■ **HOW TO COMPLETE THIS TASK**:
Scan the records for the word "ВИБЕРІТЬ". Copy each line that includes it.

(Beginning of GIVEN RECORDS)

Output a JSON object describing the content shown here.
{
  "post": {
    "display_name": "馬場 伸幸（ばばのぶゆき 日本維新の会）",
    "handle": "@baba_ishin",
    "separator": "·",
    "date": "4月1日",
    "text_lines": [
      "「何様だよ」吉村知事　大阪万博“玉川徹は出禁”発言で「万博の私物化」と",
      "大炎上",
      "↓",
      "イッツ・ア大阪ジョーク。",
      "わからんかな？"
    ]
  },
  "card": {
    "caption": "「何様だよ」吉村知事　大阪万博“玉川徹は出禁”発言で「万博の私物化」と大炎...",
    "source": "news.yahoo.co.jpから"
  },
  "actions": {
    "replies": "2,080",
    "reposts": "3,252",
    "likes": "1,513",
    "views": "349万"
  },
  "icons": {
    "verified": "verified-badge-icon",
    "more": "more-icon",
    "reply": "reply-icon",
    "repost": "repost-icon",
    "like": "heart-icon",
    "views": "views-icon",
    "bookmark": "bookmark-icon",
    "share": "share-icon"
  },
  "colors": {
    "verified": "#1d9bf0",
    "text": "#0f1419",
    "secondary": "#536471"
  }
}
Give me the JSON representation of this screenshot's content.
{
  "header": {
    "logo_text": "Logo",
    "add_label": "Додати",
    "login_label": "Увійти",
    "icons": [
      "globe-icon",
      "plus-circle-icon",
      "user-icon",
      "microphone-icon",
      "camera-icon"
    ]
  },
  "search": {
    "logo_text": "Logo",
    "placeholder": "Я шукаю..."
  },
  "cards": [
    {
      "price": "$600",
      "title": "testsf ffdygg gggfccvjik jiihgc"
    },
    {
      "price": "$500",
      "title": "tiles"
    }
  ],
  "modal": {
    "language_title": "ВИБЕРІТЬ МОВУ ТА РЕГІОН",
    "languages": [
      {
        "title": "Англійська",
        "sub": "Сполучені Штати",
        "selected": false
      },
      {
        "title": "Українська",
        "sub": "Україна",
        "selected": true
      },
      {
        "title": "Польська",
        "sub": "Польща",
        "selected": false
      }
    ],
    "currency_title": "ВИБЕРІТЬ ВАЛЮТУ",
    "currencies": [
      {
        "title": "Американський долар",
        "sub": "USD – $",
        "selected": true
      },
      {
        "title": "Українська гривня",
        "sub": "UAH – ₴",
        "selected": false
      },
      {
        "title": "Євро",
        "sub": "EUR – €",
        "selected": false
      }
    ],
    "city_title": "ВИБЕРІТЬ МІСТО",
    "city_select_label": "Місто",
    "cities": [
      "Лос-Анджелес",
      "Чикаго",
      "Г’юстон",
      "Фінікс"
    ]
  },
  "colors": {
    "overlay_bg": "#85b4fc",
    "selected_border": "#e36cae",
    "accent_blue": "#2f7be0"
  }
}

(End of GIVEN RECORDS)

■ **YOUR RESPONSE**:
    "language_title": "ВИБЕРІТЬ МОВУ ТА РЕГІОН",
    "currency_title": "ВИБЕРІТЬ ВАЛЮТУ",
    "city_title": "ВИБЕРІТЬ МІСТО",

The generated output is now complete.